BANGKOK, Thailand – The New York Times said Tuesday, September 22, that its printer had refused to print the local edition of the international newspaper because it featured a front page article on the health of the ailing king.
The condition of 87-year-old King Bhumibol – the world’s longest serving monarch – is a hugely controversial topic in Thailand.
The monarchy is shielded by one of the world’s toughest lese majeste laws and prosecutions have increased dramatically since the military took over last year in a coup.
“Today’s edition of the International New York Times was not printed in Thailand because it includes an article that our locally contracted printer deemed too sensitive to print,” the newspaper said in a letter to subscribers in the kingdom.
“This decision was made solely by the printer and is not endorsed by the International New York Times,” the paper added.
When contacted by telephone, a woman at Eastern Printing PCL in northern Bangkok confirmed that their company was the sole printer of the New York Times in Thailand but declined to comment on their reasons for refusing to print the paper.
“It is not convenient to say anything as we are just a printer, please contact the New York Times,” she said.
Local and international media have to routinely self-censor when reporting on the monarchy for fear of falling foul of the broadly worded law, which carries up to 15 years in jail for each count of insulting the king, queen, heir or regent.
The New York Times article, which ran to more than 1,300 words and was on the front page in its Asia edition, looked into the increasingly frail health of Bhumibol and anxieties inside Thailand over his chosen successor, Crown Prince Maha Vajiralongkorn, who does not enjoy his father’s widespread popularity.
It also detailed many of the difficulties in writing about the royal family or gauging its popularity in a country where open debate about its role is all but impossible thanks to the lese majeste law.
King Bhumibol is perceived as a near deity by many Thais and is often seen as a unifying force in a deeply polarized country with a turbulent political history.
In the last two years Bhumibol has been in and out of hospital.

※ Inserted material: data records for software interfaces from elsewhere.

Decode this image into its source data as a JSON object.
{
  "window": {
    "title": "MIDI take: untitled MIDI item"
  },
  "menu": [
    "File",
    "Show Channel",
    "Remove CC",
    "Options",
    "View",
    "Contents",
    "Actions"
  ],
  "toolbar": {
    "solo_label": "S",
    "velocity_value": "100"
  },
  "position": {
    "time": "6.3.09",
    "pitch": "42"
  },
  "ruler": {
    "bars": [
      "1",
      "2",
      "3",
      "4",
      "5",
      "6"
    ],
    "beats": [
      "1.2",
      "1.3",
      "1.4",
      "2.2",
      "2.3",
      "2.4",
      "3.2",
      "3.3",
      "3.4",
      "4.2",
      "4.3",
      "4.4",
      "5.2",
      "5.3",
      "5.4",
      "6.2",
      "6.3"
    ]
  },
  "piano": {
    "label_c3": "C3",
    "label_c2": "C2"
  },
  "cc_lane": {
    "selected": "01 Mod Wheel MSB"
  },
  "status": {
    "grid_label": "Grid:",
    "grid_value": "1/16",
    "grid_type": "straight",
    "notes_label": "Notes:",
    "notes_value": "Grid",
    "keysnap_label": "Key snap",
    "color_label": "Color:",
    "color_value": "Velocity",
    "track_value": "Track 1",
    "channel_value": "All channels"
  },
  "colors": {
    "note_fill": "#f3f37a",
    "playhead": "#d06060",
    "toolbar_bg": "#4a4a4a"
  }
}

Public appearances have become increasingly rare and information on his condition has been scarce.
But in recent weeks the palace has taken the unusual step of regularly updating Thais on the king’s health with a series of statements detailing his current struggle with a lung infection.
Last week his youngest daughter Princess Chulabhorn was shown on television speaking about her father’s frail health and taking part in a Buddhist prayer ceremony for ill people.
Bhumibol was also treated earlier this year for water on the brain and had his gall bladder removed last year.
He was last seen in public earlier this month when the palace released footage of the wheelchair-bound monarch visiting a shop near the hospital where he is convalescing as subjects on their knees chanted “Long live the King.”
He fell ill with his lung infection shortly afterwards.
Fears over Thailand’s future among competing elites as Bhumibol’s reign enters its twilight years are seen as a motivating factor behind a decade of political turmoil in the kingdom.
The military have long positioned themselves as the defender of the monarchy.
Ultra-royalist generals seized power in a coup in May last year after weeks of protests against the civilian government of Yingluck Shinawatra, whose family and their proxies have won every election since 2001.
Lese majeste convictions have since soared.
Prior to the coup, just six people were in prison for royal defamation. That number has since risen to 35 jailed with at least 14 others awaiting trial, according to the International Federation of Human Rights.
The website of the New York Times, including the full article on the monarchy, was still accessible in Thailand Tuesday.
Britain’s Daily Mail newspaper has had its website blocked in Thailand for more than a year, ever since it published an article about the Crown Prince’s private life. – Rappler.com